Friends of the Earth and Client Earth are filing separate lawsuits today challenging the lawfulness of the strategy.
They will argue that the document, released in October 2021, relied on speculative technology to deliver net zero emissions targets by 2050. It was also theoretical, they will say, because it was not supported by policy to show how emissions cuts would be achieved in each sector of the economy.
Both organisations will say the strategy does not comply with the Climate Change Act 2008, which requires ministers to set out policies to meet carbon budgets “as soon as reasonably practicable” after they have been set.
Rowan Smith, solicitor at Leigh Day, representing Friends of the Earth, said:
“Under the Climate Change Act 2008, the Secretary of State has a legal obligation to set out how the UK will actually meet carbon reduction targets.
“Friends of the Earth considers that the Net Zero Strategy lacks the vital information to give effect to that duty, and so any conclusion, that targets will be achieved on the basis of the policies put forward, is unlawful. Friends of the Earth is concerned that this places future generations at a particular disadvantage, because current mistakes are harder to rectify the closer we get to 2050. That is why this legal challenge is so important.”
Friends of the Earth is also taking action over the government’s heat and buildings strategy. The organisation said this did not consider the impact on legally protected groups under the Equality Act 2010.
Friends of the Earth previously found that people of colour are twice as likely to be living in fuel poverty as white people, while areas identified by the government as having a high number of residents with disabilities or other health needs are more likely to be rated in the worst category for fuel poverty.
Katie de Kauwe, lawyer at Friends of the Earth, said:
“We know that those who do least to cause climate breakdown are too often the hardest hit.

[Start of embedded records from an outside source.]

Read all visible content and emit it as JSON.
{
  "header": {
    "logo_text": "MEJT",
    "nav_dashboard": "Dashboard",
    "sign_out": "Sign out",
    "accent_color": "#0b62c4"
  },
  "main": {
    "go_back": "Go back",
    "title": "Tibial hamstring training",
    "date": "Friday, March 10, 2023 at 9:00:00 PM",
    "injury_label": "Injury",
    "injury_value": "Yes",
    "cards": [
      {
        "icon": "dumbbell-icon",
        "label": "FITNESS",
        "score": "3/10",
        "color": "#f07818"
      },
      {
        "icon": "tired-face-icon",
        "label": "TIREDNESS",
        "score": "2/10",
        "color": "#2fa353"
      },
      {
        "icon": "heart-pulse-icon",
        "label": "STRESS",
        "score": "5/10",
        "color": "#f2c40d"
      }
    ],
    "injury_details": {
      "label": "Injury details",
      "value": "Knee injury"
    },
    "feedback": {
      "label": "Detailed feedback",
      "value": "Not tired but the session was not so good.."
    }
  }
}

Climate action must be based on reversing these inequalities, by designing the transition with the most vulnerable in mind. Not even considering the implications of the Heat and Building Strategy on groups such as older and disabled people, and people of colour and ethnic minorities is quite shocking, given these groups are disproportionately impacted by fuel poverty, for example.
“The bottom line is that the government’s vision for net zero doesn’t match the lacklustre policy that is supposed to make it possible. We are very concerned at the potential consequences of such a strategy for people in this country, and across the world, given the climate emergency. This is why we are taking this legal action today.”
Client Earth also claims that failure to meet legal carbon budgets would contravene the Human Rights Act by impact on the rights of young people to life and family life.
Sam Hunter Jones, a lawyer at Client Earth, told The Guardian
“A net zero strategy needs to include real-world policies that ensure it succeeds. Anything less is a breach of the government’s legal duties and amounts to greenwashing and climate delay. The government’s pie-in-the-sky approach pushes the risk onto young people and future generations who stand to be hit hardest by the climate crisis.”
The government’s adviser, the Climate Change Committee (CCC), said in October that the net zero strategy was a “big step forward”. But its assessment said:
“The government has not quantified the effect of each policy and proposal on emissions. So while the Government has proposed a set of ambitions that align well to the emissions targets, it is not clear how the mix of policies will deliver on those ambition
A government spokesperson said:
“The net zero strategy sets out specific, detailed measures we will take to transition to a low carbon economy, including helping businesses and consumers to move to clean and more secure, home-grown power, supporting hundreds of thousands of well-paid jobs and leveraging up to £90bn of private investment by 2030.”